**Task prompt**
All of the data should be reproduced word for word, though its pictures must be omitted.
--------------------------------------------------
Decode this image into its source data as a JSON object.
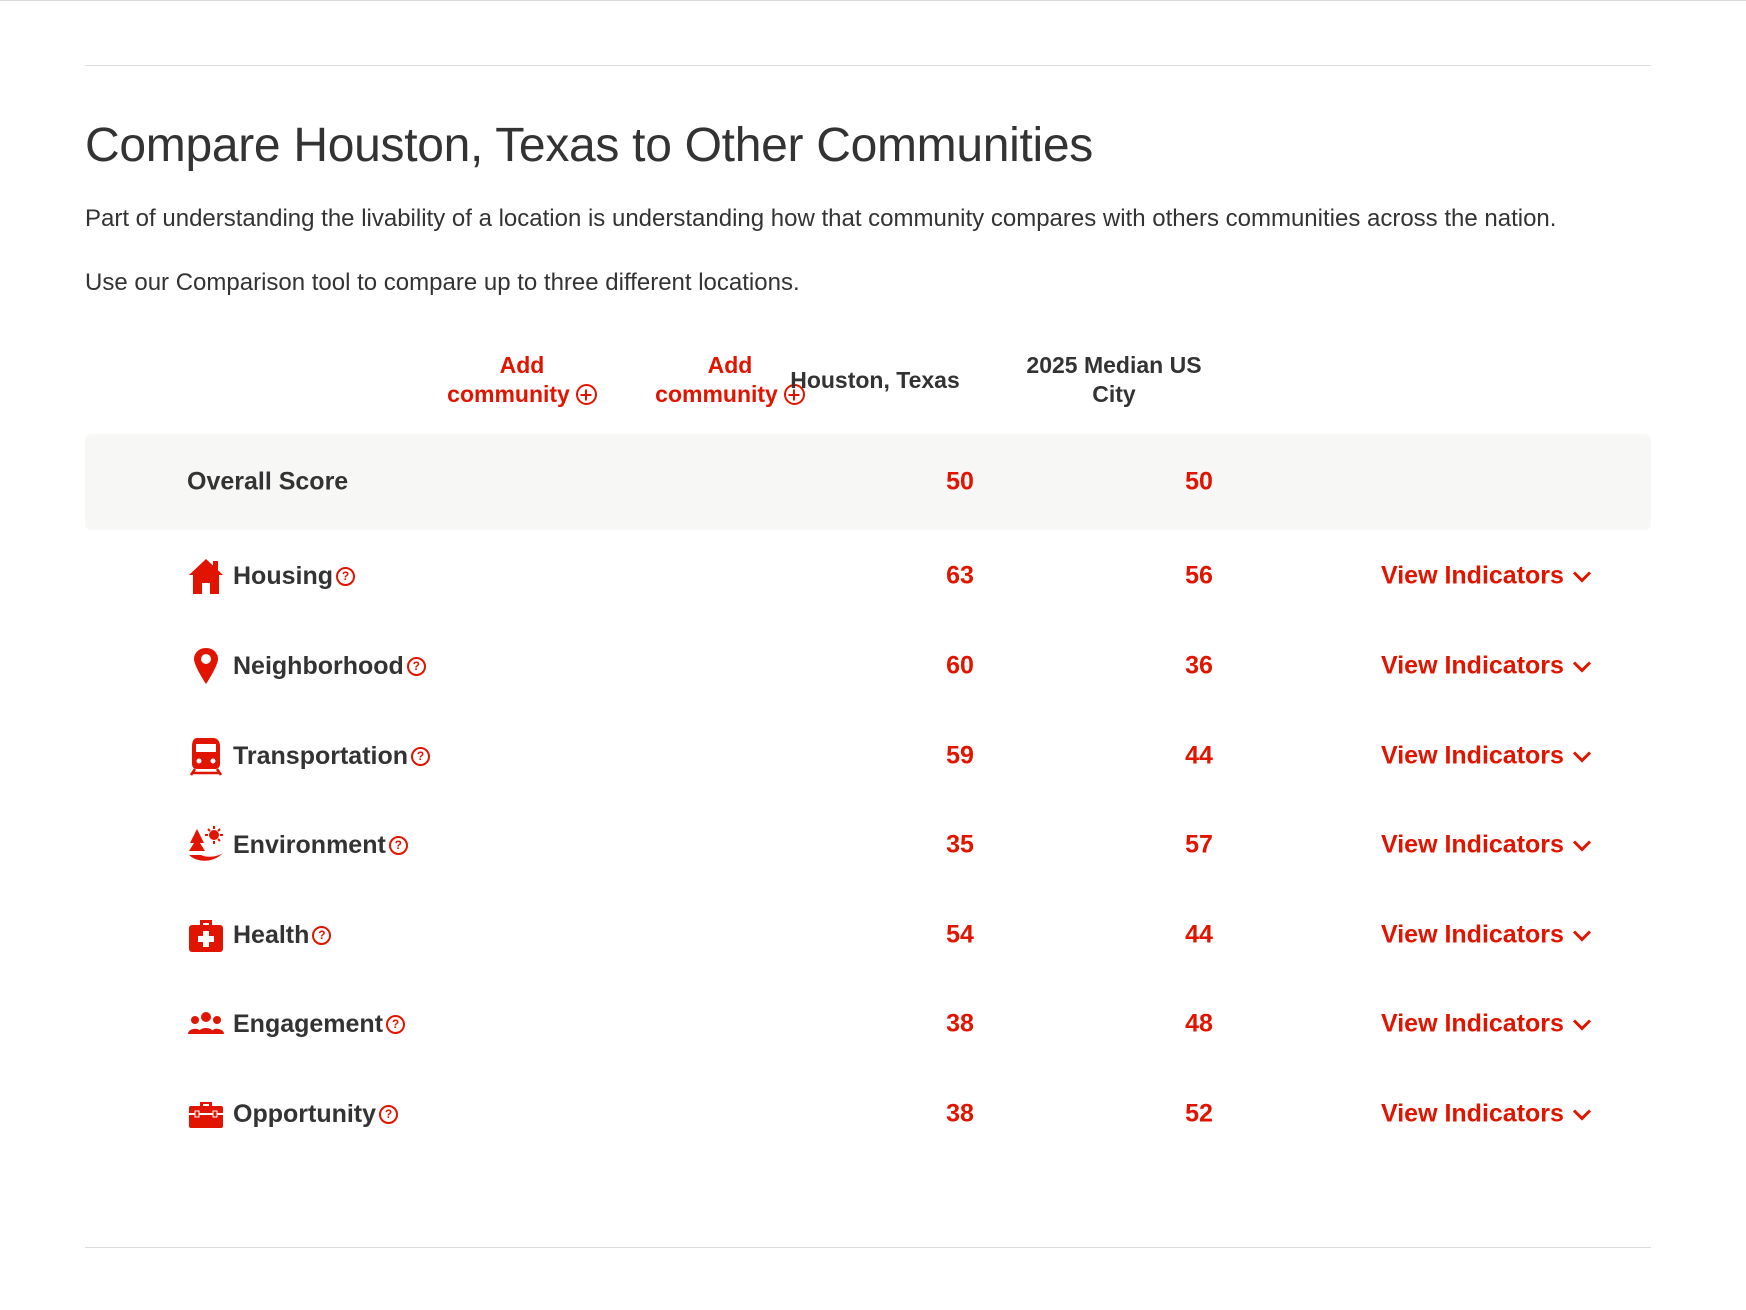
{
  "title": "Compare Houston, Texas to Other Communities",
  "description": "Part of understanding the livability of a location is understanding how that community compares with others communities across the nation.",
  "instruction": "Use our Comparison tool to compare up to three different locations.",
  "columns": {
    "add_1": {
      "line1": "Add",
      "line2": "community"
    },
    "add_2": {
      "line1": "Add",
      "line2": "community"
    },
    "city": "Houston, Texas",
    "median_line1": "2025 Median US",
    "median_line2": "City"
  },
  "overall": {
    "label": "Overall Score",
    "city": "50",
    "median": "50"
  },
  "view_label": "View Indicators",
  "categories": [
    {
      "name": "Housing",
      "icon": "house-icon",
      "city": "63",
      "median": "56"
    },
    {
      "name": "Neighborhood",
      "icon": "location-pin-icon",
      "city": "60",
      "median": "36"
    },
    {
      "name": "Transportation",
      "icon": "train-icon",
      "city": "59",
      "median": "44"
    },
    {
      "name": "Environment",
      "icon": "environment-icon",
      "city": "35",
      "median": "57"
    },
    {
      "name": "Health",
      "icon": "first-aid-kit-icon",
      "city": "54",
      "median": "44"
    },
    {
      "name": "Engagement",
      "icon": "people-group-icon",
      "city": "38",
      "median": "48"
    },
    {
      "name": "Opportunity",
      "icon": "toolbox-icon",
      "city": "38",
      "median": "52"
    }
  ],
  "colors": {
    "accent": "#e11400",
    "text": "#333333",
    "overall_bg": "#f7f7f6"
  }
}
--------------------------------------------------
**Response to this exercise**
Decode this image into its source data as a JSON object.
{
  "title": "Compare Houston, Texas to Other Communities",
  "description": "Part of understanding the livability of a location is understanding how that community compares with others communities across the nation.",
  "instruction": "Use our Comparison tool to compare up to three different locations.",
  "columns": {
    "add_1": {
      "line1": "Add",
      "line2": "community"
    },
    "add_2": {
      "line1": "Add",
      "line2": "community"
    },
    "city": "Houston, Texas",
    "median_line1": "2025 Median US",
    "median_line2": "City"
  },
  "overall": {
    "label": "Overall Score",
    "city": "50",
    "median": "50"
  },
  "view_label": "View Indicators",
  "categories": [
    {
      "name": "Housing",
      "icon": "house-icon",
      "city": "63",
      "median": "56"
    },
    {
      "name": "Neighborhood",
      "icon": "location-pin-icon",
      "city": "60",
      "median": "36"
    },
    {
      "name": "Transportation",
      "icon": "train-icon",
      "city": "59",
      "median": "44"
    },
    {
      "name": "Environment",
      "icon": "environment-icon",
      "city": "35",
      "median": "57"
    },
    {
      "name": "Health",
      "icon": "first-aid-kit-icon",
      "city": "54",
      "median": "44"
    },
    {
      "name": "Engagement",
      "icon": "people-group-icon",
      "city": "38",
      "median": "48"
    },
    {
      "name": "Opportunity",
      "icon": "toolbox-icon",
      "city": "38",
      "median": "52"
    }
  ],
  "colors": {
    "accent": "#e11400",
    "text": "#333333",
    "overall_bg": "#f7f7f6"
  }
}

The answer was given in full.